In lieu of an abstract, here is a brief excerpt of the content:

APPENDIX I TOUR LENGTH How long pilots and other aircrew should have to fly against the enemy, either in terms of hours or operational sorties, was a subject that occupied a good deal of attention in the RAF, USAAF, and also the USN, though less so in the RN. The resulting official decisions, designed to maximize the usefulness of trained fliers while allowing them a sense that despite combat losses they might survive, produced directives that varied over time and place. In the RAF, fighter pilots were expected to complete about 200 operational flying hours before being taken off operations for a lengthy period. Day bomber crews by 1942 were being officially rested after 20 operations , while starting in May 1943 night bomber crews were expected to complete 30 operational trips for a first tour, plus 20 for an obligatory second tour after an extended rest from operations.1 After a brief period in late April 1944 when journeys to targets in western France were only to count for one-third of those to Germany, the first tour was extended to 35 in May, then rolled back to 30 in August after the heavy bombers were released from ground support duties, and then extended once again to 36 in February 1945 and finally to 50 in April as loss rates continued to decline.2 Operating from North Africa and Italy rather than England, bomber crews might face a total of 40 operational sorties;3 while in the Far East in late 1944 aircrew tours were reduced from 300 to 200 flying hours.4 In the USAAF, the individual force commanders determined how long men would fly. During the desperate efforts to stem the Japanese tide in 1942–1943, this could in practice mean more than 60 missions in what became the Fifth Air Force.5 In the Eighth Air Force based in England , the policy from March 1943 was that fighter pilots were supposed to complete at least 200 hours flying combat missions while bomber 106 : appendix i crews needed to have flown at least 25 combat missions.6 This was raised to 30 missions for bomber crews and 300 hours for fighter pilots at the end of March 1944 as loss rates declined, and later in the year tours were extended still further.7 In the Ninth Air Force, fighter pilots flew between 200 and 300 combat hours, and for bomber crews 300 combat hours or 50 missions were needed; while in the Fifteenth Air Force, operating from North Africa and Italy, a minimum of 300 hours for fighter pilots and 50 missions for bomber crews was required (though heavy bomber crews received double credit for tough targets such as Munich, Ploesti, and Vienna).8 In the war with Japan, by 1943–1944 a tour for Fifth Air Force bomber crews in the Southwest Pacific was about 40 missions,9 and in the Tenth and Fourteenth air forces in China–Burma–India about 400 hours by 1944.10 In 1945 the tour for Twentieth Air Force crews was extended from 30 to 35 missions,11 the same total crews in the Thirteenth Air Force were expected to fly.12 In the USN, carrier air groups were eventually expected to serve up to a maximum of nine months before being rotated home. In early March 1944, this was reduced to six months.13 The RN, meanwhile, continued to move Fleet Air Arm aircrew around from one operational squadron to another for up to several years at a time, such that a pilot might, with only brief periods of leave, serve more or less continuously aboard carriers for eighteen or more months before it was thought necessary to provide a rest from frontline duty.14 Needless to say, fliers were often not happy if they found themselves in operational units when tours were extended. “Twenty-five [missions] had seemed like a million to us,” remembered Byron Cook, a B-17 waist gunner with the 388th Bomb Group. “Thirty was almost too staggering to contemplate.”15 Eric Cropper, a Lancaster navigator with 103 Squadron, remembered how crews were “incredulous” when it was announced in April 1944 that it would take three trips over France to count for a single operation: “I can recall the slightly sick feeling with which this was received.”16 When B-29 crew tours were extended in mid-1945 to 35 missions , there was, according to one pilot, “a near riot on Saipan.”17 ...

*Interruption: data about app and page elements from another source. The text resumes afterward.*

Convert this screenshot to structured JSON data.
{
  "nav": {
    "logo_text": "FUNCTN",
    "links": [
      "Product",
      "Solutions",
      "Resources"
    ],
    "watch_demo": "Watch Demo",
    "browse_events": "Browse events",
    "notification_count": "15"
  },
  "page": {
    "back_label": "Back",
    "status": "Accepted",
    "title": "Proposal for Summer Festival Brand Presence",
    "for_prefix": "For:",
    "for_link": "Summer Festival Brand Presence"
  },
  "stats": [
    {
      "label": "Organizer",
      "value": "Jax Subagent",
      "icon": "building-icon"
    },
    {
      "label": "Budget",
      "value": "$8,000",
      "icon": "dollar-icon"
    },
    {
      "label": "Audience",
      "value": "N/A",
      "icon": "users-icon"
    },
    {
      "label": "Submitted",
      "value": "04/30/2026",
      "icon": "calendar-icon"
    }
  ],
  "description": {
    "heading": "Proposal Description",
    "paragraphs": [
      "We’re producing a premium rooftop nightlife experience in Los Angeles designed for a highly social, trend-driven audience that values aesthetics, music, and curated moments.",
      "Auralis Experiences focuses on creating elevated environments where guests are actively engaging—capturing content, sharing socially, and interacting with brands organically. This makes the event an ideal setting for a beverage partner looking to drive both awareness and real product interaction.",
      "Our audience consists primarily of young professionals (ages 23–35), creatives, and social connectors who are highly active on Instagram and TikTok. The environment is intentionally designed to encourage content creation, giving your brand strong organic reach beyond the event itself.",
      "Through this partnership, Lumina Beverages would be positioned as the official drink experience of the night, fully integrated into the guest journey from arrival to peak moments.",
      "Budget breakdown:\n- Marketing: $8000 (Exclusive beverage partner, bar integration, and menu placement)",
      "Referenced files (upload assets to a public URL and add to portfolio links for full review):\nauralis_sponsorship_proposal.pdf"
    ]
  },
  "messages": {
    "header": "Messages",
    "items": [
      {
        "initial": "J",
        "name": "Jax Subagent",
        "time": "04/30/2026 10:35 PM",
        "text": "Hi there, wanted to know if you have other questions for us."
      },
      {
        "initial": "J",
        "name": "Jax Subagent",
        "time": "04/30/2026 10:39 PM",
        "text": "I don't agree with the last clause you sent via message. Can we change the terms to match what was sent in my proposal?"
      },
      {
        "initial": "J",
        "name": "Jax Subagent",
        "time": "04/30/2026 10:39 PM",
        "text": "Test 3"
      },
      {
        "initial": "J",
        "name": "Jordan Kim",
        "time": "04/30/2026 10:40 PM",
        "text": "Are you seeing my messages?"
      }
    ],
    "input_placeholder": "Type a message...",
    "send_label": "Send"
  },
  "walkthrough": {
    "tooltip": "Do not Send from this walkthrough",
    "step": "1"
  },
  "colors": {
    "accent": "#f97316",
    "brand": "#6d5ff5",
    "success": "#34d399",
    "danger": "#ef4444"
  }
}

Back To Top

This website uses cookies to ensure you get the best experience on our website. Without cookies your experience may not be seamless.